Material for this task:
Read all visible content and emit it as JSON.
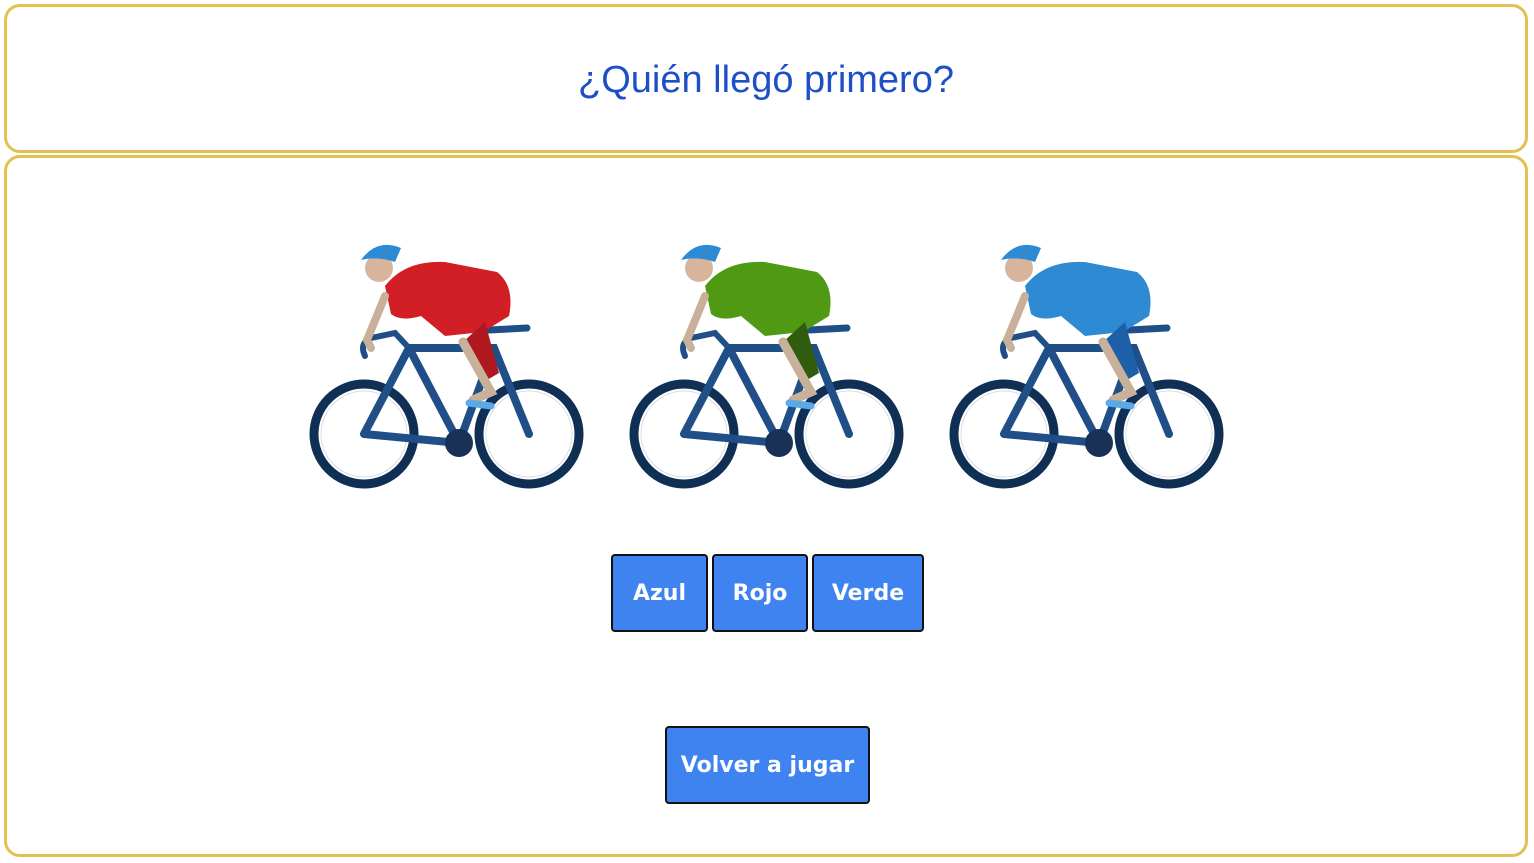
{
  "header": {
    "title": "¿Quién llegó primero?"
  },
  "cyclists": [
    {
      "jersey": "red",
      "color": "#d21f26"
    },
    {
      "jersey": "green",
      "color": "#4f9a12"
    },
    {
      "jersey": "blue",
      "color": "#2f8ad4"
    }
  ],
  "answers": {
    "azul": "Azul",
    "rojo": "Rojo",
    "verde": "Verde"
  },
  "replay_label": "Volver a jugar",
  "colors": {
    "panel_border": "#e3c150",
    "title": "#1d4fc7",
    "button": "#3f83f0",
    "bike": "#1f4f86"
  }
}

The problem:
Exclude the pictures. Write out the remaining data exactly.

Answer space:
Read all visible content and emit it as JSON.
{
  "header": {
    "title": "¿Quién llegó primero?"
  },
  "cyclists": [
    {
      "jersey": "red",
      "color": "#d21f26"
    },
    {
      "jersey": "green",
      "color": "#4f9a12"
    },
    {
      "jersey": "blue",
      "color": "#2f8ad4"
    }
  ],
  "answers": {
    "azul": "Azul",
    "rojo": "Rojo",
    "verde": "Verde"
  },
  "replay_label": "Volver a jugar",
  "colors": {
    "panel_border": "#e3c150",
    "title": "#1d4fc7",
    "button": "#3f83f0",
    "bike": "#1f4f86"
  }
}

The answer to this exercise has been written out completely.